The keyboard shortcut for this option is Ctrl+S (Windows) or Command+S (Mac).

Save As…

Similar to the Save option, this provides the same functionality but will always prompt the user for a filename and location through a system dialog. This is useful when saving separate versions of the same project, or when you simply want to save the project to a new location.

The keyboard shortcut for this option is Ctrl+Shift+S (Windows) or Command+Shift+S (Mac).

In the case of a new project, either option will provide us with a filesystem dialog. We see from the previous screenshot that what we are actually saving is an .html file. This is an important thing to remember about Edge projects: when we are working in the Edge authoring environment, we are really working in real time with the content that is being produced.

Edge project file structure

As we save our Edge project, a number of files are produced and included in the location we specified when naming the initial .html file. We'll have a look at each of these files, and what their specific purpose is within our project.

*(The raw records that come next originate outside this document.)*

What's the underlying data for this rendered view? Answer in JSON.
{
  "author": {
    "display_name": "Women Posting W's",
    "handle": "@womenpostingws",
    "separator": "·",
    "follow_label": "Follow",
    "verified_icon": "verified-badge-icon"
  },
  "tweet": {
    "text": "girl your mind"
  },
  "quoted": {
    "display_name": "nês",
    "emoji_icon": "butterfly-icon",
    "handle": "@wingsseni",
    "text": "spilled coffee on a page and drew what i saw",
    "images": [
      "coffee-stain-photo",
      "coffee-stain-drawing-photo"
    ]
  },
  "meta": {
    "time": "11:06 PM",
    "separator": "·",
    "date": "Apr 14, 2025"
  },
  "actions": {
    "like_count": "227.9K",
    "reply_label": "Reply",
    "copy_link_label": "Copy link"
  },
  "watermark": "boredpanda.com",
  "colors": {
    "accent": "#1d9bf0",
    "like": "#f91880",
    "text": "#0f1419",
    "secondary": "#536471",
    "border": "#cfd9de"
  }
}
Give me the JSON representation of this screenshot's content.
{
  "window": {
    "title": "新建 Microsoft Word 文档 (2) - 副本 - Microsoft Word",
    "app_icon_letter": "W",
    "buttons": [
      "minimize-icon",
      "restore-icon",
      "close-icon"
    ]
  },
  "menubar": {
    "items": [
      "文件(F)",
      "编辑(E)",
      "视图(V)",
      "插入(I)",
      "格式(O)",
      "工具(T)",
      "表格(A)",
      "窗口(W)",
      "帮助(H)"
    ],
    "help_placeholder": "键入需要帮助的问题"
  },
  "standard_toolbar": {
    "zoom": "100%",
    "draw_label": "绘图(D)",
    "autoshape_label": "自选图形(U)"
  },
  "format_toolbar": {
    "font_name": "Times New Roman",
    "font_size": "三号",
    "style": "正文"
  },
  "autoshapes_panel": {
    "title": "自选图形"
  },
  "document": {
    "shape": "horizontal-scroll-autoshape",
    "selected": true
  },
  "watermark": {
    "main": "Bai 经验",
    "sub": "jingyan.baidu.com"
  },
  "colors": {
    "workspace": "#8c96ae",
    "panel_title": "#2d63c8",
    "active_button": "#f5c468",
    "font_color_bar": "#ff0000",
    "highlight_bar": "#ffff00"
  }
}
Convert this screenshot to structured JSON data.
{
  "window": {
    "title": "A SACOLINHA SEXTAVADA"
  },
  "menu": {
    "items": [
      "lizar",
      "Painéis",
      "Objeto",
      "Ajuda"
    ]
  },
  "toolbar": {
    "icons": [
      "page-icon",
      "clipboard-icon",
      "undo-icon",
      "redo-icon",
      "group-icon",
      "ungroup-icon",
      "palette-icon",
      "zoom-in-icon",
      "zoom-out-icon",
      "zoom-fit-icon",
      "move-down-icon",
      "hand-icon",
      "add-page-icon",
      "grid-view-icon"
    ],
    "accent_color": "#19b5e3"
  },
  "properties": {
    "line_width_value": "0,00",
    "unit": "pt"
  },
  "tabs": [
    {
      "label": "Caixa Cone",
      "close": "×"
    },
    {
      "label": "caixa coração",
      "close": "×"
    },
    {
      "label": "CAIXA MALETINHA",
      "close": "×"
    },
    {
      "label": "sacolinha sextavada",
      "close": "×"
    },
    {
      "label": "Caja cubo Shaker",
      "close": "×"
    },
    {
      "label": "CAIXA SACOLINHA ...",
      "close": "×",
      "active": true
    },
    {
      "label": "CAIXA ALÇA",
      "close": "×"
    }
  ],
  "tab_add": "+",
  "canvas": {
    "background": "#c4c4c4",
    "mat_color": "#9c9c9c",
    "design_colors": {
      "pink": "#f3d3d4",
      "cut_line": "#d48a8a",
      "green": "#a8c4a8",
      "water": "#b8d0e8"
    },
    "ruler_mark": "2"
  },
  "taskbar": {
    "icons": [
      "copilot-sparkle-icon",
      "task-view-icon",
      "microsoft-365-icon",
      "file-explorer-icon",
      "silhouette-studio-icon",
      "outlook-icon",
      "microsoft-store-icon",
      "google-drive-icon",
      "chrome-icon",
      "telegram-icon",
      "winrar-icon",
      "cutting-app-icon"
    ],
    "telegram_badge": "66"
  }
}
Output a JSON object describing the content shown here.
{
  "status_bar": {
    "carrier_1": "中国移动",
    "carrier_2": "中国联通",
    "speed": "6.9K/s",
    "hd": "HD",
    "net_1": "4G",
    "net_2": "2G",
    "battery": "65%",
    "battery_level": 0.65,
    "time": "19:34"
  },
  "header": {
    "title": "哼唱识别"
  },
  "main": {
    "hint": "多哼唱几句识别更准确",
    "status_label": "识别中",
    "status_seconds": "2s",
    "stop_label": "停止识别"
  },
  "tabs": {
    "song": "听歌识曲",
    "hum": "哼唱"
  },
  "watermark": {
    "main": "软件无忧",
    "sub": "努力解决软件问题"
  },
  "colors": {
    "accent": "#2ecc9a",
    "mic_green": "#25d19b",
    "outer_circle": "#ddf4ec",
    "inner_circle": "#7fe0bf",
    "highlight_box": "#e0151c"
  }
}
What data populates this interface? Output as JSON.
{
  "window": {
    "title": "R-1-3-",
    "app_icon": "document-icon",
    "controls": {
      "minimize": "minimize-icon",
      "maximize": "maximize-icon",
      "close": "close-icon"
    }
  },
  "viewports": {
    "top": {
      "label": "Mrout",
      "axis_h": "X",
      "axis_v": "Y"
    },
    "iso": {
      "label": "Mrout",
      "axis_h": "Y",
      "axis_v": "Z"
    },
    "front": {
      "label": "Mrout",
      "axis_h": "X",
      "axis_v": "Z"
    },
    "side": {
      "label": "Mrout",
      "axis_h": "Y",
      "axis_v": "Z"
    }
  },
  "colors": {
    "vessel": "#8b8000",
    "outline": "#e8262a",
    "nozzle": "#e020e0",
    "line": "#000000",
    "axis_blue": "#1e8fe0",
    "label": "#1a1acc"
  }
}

  • {project_name}.edge: The .edge file produced along with the project simply preserves properties within the authoring environment. Examples of these properties include whether certain elements are twirled down through the Elements panel, specific colors, and fonts used in the project. This file allows environment settings to be preserved across sessions.

  • {project_name}.html: The .html file serves many purposes. It is the file used within an Edge project that serves to bind all of the Edge Runtime and project-specific files together. This is also the file that is effectively opened within the authoring environment. Finally, running this file in a browser allows us to preview our full project.

  • {project_name}_edge.js: This is actually a file containing all of the JSON structures associated with an Edge project, along with some code that binds the Edge stage to a specified HTML element and initializes the runtime.

  • {project_name}_edgeActions.js: This JavaScript file contains all of the Actions defined within the Edge application.

  • {project_name}_edgePreload.js: This JavaScript file serves to load in all of the other files and bind them to the project upon runtime. There is also the groundwork in Adobe Edge Preview 4 for composition preloaders, but this is not yet complete.

  • edge_includes: This directory contains the jQuery and Adobe Edge Runtime files necessary for the proper working of the project. None of the files within this directory should ever be modified manually.

    • jquery-{version}.min.js: This is the minimized jQuery library packaged along with the Edge Runtime.

    • jquery.easing.{version}.js: This is the minimized jQuery easing library packaged along with the Edge Runtime.

    • edge.{version}.min.js: This is the minimized Adobe Edge Runtime library.

    • yepnope.js: This is asynchronous conditional resource loader to manage the assets that need to be loaded based upon the client environment. Read more about it at: